When is too much too much? Scoring isn’t everything. Is it? In the US, Soccer is put down because scoring can be non-existent thus boring, baseball is too slow and instant replay isn’t instant enough in football. Golf on the other hand “must” have birdies or else it isn’t exciting and fans won’t show up at tournaments. Enough!
This past Sunday at The Greenbrier Classic in White Sulfur Springs, W. Va., Stewart Appleby was 11 under par on the par 70 “The Old White” course shooting the 5th ever 59 on the PGA Tour in it’s history. This week a 17 year old high school student, Bobby Wyatt had an amazing 57 in the Alabama Golf Association State Boys Championship on the Country Club of Mobile, Alabama a par 71 course, playing 6,643 yards. That’s 14 under par! Enough! Something must be done! The ball is going to far and courses are running out of room and money to expand.
Back to The Greenbrier Classic. On Sunday 77 golfers played the 4th and final round of the tournament. Eight were over par, six were even par and fifty one were under par. The par 5, 12th measuring 568 yards gave up only two bogeys and one other. The hole played to 4.286, hardly a difficult par 4 if it were in one of the major tournaments. The most difficult hole was the par 3 15th. It played 3.091 to par with 12 bogeys and one other. Just not that difficult.
Scoring is down, no doubt about that. The better the player the more club and ball technology means to the golfer in distance and accuracy. Also there’s much better player fitness and better course conditions no wonder scoring is substantially down. But the most critical issue in keeping the scoring low and the patrons watching from the galleries and television is money. Golf is a multi-billion dollar industry and the PGA is unwilling to change it’s position, keeping it’s eye on the bank account. Forcing manufactures to limit the distance the ball flies takes money out of their bank accounts and the implied advertising advantage over their competitors.
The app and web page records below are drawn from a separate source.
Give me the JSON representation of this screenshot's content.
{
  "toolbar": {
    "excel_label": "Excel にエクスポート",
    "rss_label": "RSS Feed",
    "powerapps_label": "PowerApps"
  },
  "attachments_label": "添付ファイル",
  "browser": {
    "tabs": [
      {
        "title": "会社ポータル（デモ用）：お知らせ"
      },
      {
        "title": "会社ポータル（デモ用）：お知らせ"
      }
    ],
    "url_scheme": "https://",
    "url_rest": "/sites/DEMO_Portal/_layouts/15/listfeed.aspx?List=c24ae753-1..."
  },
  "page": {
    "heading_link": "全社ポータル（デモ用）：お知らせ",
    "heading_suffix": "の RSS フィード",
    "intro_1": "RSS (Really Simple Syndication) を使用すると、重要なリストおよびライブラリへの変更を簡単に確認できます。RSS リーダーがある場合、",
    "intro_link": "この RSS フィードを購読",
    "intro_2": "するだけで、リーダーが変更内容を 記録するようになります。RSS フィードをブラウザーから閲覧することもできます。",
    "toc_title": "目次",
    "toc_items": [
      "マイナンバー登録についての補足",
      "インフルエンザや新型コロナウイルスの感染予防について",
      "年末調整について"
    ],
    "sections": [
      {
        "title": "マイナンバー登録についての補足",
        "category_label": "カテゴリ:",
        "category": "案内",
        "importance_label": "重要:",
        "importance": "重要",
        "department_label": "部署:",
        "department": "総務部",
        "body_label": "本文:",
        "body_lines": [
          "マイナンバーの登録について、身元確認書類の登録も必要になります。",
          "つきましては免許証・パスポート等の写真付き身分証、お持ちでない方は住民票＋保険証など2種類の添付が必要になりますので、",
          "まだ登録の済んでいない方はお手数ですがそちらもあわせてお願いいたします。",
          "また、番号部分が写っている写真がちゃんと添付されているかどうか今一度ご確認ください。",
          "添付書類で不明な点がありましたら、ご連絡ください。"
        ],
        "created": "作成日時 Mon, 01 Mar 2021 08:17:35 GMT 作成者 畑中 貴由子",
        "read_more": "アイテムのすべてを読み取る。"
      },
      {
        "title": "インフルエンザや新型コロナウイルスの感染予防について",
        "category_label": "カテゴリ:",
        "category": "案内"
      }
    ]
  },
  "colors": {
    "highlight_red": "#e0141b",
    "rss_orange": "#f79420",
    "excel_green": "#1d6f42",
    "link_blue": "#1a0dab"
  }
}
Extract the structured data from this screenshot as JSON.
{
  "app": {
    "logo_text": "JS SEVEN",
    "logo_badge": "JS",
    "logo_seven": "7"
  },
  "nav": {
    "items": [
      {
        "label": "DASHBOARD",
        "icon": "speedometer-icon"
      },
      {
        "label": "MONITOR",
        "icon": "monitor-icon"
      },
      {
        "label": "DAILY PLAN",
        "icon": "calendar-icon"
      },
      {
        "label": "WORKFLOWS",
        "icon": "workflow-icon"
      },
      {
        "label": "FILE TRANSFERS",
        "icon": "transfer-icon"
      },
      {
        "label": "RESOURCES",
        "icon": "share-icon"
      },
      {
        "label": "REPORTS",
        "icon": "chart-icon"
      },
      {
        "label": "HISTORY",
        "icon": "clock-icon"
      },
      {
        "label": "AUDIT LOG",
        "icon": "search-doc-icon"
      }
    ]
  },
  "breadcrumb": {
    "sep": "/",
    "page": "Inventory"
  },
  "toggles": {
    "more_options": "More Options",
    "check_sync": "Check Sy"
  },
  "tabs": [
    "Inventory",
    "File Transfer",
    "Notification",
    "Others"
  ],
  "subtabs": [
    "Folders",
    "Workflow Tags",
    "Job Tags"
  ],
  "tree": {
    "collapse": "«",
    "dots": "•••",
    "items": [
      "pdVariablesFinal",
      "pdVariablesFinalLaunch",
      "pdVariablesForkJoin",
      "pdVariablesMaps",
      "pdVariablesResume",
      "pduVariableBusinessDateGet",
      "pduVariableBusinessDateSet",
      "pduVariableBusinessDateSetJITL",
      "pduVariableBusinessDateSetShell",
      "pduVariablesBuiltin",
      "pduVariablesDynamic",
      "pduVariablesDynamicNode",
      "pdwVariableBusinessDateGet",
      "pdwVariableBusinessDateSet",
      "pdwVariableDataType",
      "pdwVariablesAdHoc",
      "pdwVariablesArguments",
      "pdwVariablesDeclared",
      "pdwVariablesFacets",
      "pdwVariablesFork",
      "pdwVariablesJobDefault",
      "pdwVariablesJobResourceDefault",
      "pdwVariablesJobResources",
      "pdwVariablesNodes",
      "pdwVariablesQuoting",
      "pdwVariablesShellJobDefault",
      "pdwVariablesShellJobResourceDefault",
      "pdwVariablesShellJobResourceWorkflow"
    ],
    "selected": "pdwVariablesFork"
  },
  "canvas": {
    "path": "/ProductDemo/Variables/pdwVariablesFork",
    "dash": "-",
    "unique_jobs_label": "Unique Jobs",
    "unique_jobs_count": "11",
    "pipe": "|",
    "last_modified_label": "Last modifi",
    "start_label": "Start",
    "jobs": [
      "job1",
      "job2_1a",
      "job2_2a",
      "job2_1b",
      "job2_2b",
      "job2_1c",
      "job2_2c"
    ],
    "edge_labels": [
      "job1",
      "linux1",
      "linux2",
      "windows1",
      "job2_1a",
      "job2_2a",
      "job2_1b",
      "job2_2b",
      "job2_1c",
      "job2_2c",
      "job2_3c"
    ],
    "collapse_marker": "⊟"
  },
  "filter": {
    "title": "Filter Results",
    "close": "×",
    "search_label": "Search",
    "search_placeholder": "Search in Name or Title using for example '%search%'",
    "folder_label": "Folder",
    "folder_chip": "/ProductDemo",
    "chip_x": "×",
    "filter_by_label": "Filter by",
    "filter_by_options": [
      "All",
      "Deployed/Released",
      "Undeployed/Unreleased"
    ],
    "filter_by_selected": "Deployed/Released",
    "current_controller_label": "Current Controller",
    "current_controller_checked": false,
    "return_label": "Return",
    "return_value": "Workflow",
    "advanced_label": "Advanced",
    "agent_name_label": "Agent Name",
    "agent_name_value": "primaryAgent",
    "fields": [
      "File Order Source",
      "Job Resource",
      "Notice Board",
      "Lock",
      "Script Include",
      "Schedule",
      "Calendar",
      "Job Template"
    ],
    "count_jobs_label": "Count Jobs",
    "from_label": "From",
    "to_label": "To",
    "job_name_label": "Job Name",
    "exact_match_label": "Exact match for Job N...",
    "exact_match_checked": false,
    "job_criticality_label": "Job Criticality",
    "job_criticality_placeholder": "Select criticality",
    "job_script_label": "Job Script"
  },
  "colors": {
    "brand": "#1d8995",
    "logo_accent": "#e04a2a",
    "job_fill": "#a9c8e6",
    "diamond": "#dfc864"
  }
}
Changes to the ball have been suggested, but that means all balls are the same. No competition. Same is true of shafts and clubs. I’m inclined to believe that reducing the sweet spot on the club face in relationship to the year-end final average score and/or the distance each club can achieve, might be a better answer. The USGA and R&A would have to determine what the optimum distance each club could attain, determine the sweet spot dimensions to limit distance by shrinking the area of maximum distance. Doing so allows the manufacturers to continue with their advancements in design, keeping scores reasonable and courses financially secure and out of bankruptcy.
Men’s US Senior Open Golf Championship – Seattle
Fred Couples almost pulled off a special win this past week in the Seattle area, his home town. Tied with Bernard Langer going into the final round, Freddie triple bogeyed the 2nd hole while Bernard birdied puting the tournament out of reach for Fred. Technology was once again apparent to those of us who watch and listen closely to the telecasts. Fred didn’t use a driver once during the week. Now Sahallee Country Club has extremely tight fairways with one par 4 only 16 yards wide but the course isn’t that short, 6,866 yards, for the seniors. Freddie was able to hit his utility club, irons and 3 wood off of most tees, often in the 300 yard range.
Listening to an interview on a local sports talk show Couples admitted that he should have played the 2nd hole much differently. He went so far to say that 99 out of 100 times he would not lay up on that par 5. He “chunked” his third shot, a difficult lob over a pond, landing in the pond taking a triple bogey on the hole giving Langer a four stroke lead. Bernard didn’t back off winning by 3 strokes after Couples reduced the lead to 2 after birdieing the 16th. It would have been a huge bonus for the 30,000 plus fans in the gallery if Freddie had pulled this one out.